Bottom Line: In contrary to findings for the general population, HR-HPV prevalence was decreased in a subgroup of women with obesity or central obesity.Possible explanations for such heterogeneity included less risky sexual behaviors, an altered immune milieu that promoted viral clearance, and increased access to healthcare resources due to other obesity-related co-morbidities in this subpopulation.Obesity or central obesity was not significantly associated with prevalent any-type or HR-type HPV infection among adult women in general.

View Article: PubMed Central - PubMed

Affiliation: College of Medicine, Chang Gung University, Wen Hwa 1st Rd., Gueishan District, Taoyuan City, 333 Taiwan ; Department of Family Medicine, Chang Gung Memorial Hospital at Linkou, 5 Fuhsin Street, Gueishan District, Taoyuan City, 333 Taiwan.

ABSTRACT

Background: The role of excessive adiposity or its metabolic consequences in persistent HPV infection among general adult women remains unknown.

Methods: Using data from the National Health and Nutrition Examination Survey (NHANES) in 2003-2010, we compared adult women's likelihood for any- or high-risk (HR) type HPV infection by degrees of excessive adiposity and metabolic health status.

Results: Any-type (41.1 % vs. 44.9 %, P = 0.045) or HR-type HPV prevalence (21.9 % vs. 25.4 %, P = 0.055) was comparable in women aged 20-59 years with or without central obesity. After adjusting for age, socioeconomic indicators, and lifetime sexual risks, centrally-obese women barely showed a different likelihood for any-type (aPR [adjusted prevalence ratio] = 0.91, P = 0.03) or HR-HPV infection (aPR = 0.92, P = 0.279). However, obesity (aPR = 0.76, P = 0.017) or centrally-obesity (aPR = 0.72, P = 0.003) was negatively correlated with HR-HPV infection in women reporting an early sex debut (<16 years; P for interaction <0.05). In the fasting subpopulation, obesity (aPR = 0.77, P = 0.016) or metabolically unhealthy obesity (aPR = 0.69, P = 0.018) was significantly correlated with a 23 % or 31 % reduced prevalence of HR-HPV infection.

Discussion: In contrary to findings for the general population, HR-HPV prevalence was decreased in a subgroup of women with obesity or central obesity. Possible explanations for such heterogeneity included less risky sexual behaviors, an altered immune milieu that promoted viral clearance, and increased access to healthcare resources due to other obesity-related co-morbidities in this subpopulation.

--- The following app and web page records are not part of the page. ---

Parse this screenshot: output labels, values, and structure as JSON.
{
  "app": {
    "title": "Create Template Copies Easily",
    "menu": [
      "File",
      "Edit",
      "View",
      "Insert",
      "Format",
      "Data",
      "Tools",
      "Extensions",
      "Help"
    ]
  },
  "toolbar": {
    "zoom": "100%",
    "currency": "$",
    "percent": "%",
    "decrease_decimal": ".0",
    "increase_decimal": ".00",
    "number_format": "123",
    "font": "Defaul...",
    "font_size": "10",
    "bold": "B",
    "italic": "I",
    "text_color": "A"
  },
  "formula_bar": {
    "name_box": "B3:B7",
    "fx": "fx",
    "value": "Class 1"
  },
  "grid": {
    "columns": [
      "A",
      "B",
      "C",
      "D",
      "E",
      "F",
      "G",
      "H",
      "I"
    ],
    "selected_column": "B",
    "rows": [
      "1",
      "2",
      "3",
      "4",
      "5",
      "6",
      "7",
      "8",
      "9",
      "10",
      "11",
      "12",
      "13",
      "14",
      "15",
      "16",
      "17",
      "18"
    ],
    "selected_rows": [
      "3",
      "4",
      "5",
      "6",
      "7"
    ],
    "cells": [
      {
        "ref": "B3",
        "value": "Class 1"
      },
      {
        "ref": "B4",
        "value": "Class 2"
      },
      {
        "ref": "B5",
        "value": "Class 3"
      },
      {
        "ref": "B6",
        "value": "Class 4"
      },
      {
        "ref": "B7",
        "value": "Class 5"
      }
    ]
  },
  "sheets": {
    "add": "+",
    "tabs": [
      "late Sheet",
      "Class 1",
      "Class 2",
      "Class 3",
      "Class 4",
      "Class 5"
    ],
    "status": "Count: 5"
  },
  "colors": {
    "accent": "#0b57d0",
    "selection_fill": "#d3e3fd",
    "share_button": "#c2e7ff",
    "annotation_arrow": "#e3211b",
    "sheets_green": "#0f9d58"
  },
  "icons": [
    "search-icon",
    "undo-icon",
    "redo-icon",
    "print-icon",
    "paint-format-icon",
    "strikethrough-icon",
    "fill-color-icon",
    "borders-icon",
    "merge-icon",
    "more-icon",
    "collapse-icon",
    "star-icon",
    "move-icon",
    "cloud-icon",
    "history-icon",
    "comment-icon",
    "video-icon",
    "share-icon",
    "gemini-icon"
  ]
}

Conclusions: Obesity or central obesity was not significantly associated with prevalent any-type or HR-type HPV infection among adult women in general. However, in certain subpopulations, excessive adiposity or its relevant metabolic dysfunction was negatively associated with HR-HPV infection.

No MeSH data available.


Related in: MedlinePlus